Emile Doelwijt, corporate law expert at Pinsent Masons, the law firm behind Out-Law, said: “From a recently published quick scan by the SER, it appears that despite the fact that, according to the survey, 8 out of 10 businesses are aware that the law for more women at the top is coming, less than 20% of the relevant businesses have actually started with preparations to comply with the new legislation.”
The new regulation replaces an earlier ordinance that was based on the ‘comply or explain’ principle and applied from 2013 to 2020, but according to experts did not lead to the desired success. The new regulation is considered to be more binding in character.
The bill applies to public and private businesses that qualify as ‘large’ businesses. The criteria for large businesses are a total value of assets of more than €20 million, a net turnover of more than €40m and at least 250 employees. If a company meets two or more of these criteria on two consecutive balance sheet dates, it is considered a large company. The number of Dutch businesses that qualify as large businesses under these criteria is estimated at 5,000.
Large businesses will be required to set a target to achieve a more balanced ratio of men and women on the supervisory board, board of directors and second-tier management. If the supervisory board and the board of directors each consist of only one person, a target can be set for both bodies together.
The targets must be commensurate with the size of the supervisory board, the board of directors and the second-tier management and aim for a more balanced gender distribution. If there is not a single person of the other sex in the board, the aim should be to appoint at least one.

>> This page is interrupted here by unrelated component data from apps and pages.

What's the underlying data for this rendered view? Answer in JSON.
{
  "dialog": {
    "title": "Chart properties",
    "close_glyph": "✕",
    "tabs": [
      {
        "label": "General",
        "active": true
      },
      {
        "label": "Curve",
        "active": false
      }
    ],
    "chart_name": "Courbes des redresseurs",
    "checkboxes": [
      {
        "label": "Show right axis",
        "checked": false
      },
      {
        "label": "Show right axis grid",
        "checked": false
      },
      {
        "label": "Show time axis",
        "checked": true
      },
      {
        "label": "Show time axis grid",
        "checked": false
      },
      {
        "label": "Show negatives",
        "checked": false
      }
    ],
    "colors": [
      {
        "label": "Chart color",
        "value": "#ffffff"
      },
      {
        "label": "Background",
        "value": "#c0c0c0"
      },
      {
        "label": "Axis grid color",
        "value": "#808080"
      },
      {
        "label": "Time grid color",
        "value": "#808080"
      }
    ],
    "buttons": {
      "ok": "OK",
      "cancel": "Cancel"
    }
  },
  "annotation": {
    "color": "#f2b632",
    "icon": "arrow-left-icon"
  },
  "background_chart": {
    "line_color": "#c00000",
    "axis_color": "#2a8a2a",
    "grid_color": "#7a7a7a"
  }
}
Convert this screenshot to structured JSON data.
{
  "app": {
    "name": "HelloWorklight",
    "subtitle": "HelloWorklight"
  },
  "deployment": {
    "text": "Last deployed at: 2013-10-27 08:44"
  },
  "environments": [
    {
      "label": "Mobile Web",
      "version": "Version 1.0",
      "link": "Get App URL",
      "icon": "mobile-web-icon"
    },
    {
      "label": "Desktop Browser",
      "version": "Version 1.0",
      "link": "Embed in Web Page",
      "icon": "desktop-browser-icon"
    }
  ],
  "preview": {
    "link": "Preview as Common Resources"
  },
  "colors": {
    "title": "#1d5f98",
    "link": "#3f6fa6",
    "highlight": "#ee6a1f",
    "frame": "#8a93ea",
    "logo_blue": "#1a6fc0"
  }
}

Businesses must report annually on their targets and progress.
For the approximately 100 Dutch businesses whose shares are listed, a special rule applies: as long as the composition of the supervisory board of a business does not consist of at least one third men and at least one third women, a person whose appointment would make the ratio between men and women on the supervisory board more unbalanced cannot be appointed as a supervisory board member, unless this concerns a reappointment.
Contact an adviser
Emile Doelwijt
Senior Associate
Sign-up to receive the latest news, insight and analysis direct to your e-mail inbox
Out-Law Legal Update
The High Court in London has sanctioned Virgin Active restructuring plans despite objections from landlords and a lack of support for the plans from most classes of creditor.
Out-Law Legal Update
The UK Supreme Court has decided that disclosing information in the wrong box on a tax return but explaining it in the white space was not an inaccuracy, as the return had to be considered as a whole.
Out-Law Legal Update
Creditors are to be banned from initiating debt recovery action during a new 60-day breathing space period in which individuals in debt in England and Wales will be able to seek professional advice on structuring their debt repayments. The new regime takes effect from 4 May 2021.
Out-Law Analysis
Pandora Papers leak highlights importance of third-party due diligence
Out-Law News
Dutch regulatory authorities strengthen cooperation over regulation of digital activities
Out-Law Analysis
Transposing the EU's platform liability regime into Dutch, German and Irish law
Out-Law Analysis
How to navigate complex IP issues in European tech M&A
Out-Law Analysis
How share plans relate to European tech M&A and the digital skills shortage
Senior Associate
Out-Law News
China’s central bank continues to tighten regulation of fintech
Out-Law News
OECD multinational tax proposals agreed by 136 countries

2021 Copyright Pinsent Masons LLP
We use cookies that are essential for our site to work.  To improve our website, we would like to use additional cookies to help us understand how visitors use the site, measure traffic to our site from social media platforms and to personalise your experience.  Some of the cookies that we use are provided by third parties.  Please visit our Cookie Policy for more information. To accept all cookies click 'Accept all'.  To reject all optional cookies or choose which optional cookies to allow, click ‘Cookie settings’.  This tool uses a cookie to remember your choices.
See our Cookie Policy for more information


Leave a Comment

Your email address will not be published. Required fields are marked *